Said Del. Eleanor Holmes Norton, D-D.C.: “We will not allow a brilliant public servant’s record to be mugged to cut off her consideration to be secretary of state.”
Drama queens perpetuating the ridiculous War on Women trope with hyperbolic language. If you can’t handle the criticism after being wrong, get back in the kitchen.
2. Interesting article on height differentials in men and women:
Shorter women have more children. And while being on the low end of the measuring stick benefits them on an evolutionary scale, it keeps their brothers from attaining the trait that favors their reproductive success: average height. Researchers in the UK claim to be the first to demonstrate this new explanation for why height variation exists: That one’s height depends heavily on one’s genes, and that the genetic mechanisms for determining height are similar in men and women, preventing each gender from being able to evolve independently toward their sex-specific ideals.

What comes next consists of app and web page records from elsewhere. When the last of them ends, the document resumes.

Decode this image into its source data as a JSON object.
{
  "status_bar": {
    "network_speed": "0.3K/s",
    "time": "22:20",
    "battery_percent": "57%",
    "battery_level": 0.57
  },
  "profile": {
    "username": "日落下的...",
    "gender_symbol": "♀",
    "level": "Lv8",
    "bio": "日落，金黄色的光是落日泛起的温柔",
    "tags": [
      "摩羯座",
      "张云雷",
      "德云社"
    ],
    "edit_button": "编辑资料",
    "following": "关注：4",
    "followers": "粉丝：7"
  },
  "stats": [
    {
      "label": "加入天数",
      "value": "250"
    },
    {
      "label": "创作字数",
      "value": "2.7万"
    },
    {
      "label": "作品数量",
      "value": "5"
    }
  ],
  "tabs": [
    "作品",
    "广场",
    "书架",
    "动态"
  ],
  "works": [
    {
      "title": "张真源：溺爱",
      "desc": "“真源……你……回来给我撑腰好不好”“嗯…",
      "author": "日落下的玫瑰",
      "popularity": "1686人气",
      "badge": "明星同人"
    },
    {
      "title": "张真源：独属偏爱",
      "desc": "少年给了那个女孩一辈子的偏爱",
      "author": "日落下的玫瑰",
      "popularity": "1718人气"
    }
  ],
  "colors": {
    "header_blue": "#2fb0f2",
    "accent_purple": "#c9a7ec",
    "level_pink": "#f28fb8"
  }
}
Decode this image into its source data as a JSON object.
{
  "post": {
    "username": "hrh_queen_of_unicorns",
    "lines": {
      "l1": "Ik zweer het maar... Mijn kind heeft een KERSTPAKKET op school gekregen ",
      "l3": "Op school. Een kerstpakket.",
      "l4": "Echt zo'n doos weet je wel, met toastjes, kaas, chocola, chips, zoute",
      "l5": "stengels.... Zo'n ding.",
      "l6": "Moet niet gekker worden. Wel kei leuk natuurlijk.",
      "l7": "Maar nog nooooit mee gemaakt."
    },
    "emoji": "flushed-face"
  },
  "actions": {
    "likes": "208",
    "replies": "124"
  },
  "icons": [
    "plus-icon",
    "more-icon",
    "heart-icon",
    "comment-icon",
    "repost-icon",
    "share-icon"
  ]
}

It is possible that homosexuality can also be explained:
The same, it has been shown, may go for attractiveness as well: A study from last year found that among siblings who were “physically and hormonally masculine,” the brothers were seen as more attractive than their sisters. It’s also been suggested that this conflict explains how homosexuality can be perpetuated in the population. The genetic factor that makes gay males very much not reproductively fit benefits their sisters, who tend to have more children than the general population.
3. A black woman conducted an experiment on Monster.com. She had worked in the insurance industry for a decade and went back to get a degree of some sort. When she finished school she applied for a lot of jobs but couldn’t get a call back. She noticed that Monster asks about race and instead of reporting that she was a black female she checked the “decline to identify” box. And then she uploaded a resume under the name Bianca White. Her callbacks soared, reportedly.
Even if systematic racism exists in the hiring process, this “experiment” doesn’t really tell us anything. “Bianca White” isn’t a white person’s name, for starters. It sounds like a stripper’s name which may be part of the reason for a spike in callbacks. What male hiring manager wouldn’t want to at least interview a woman with that name?
4. Mark Krikorian gives a good fisking to a Wall Street Journal editorial clamoring for more pandering to Hispanics.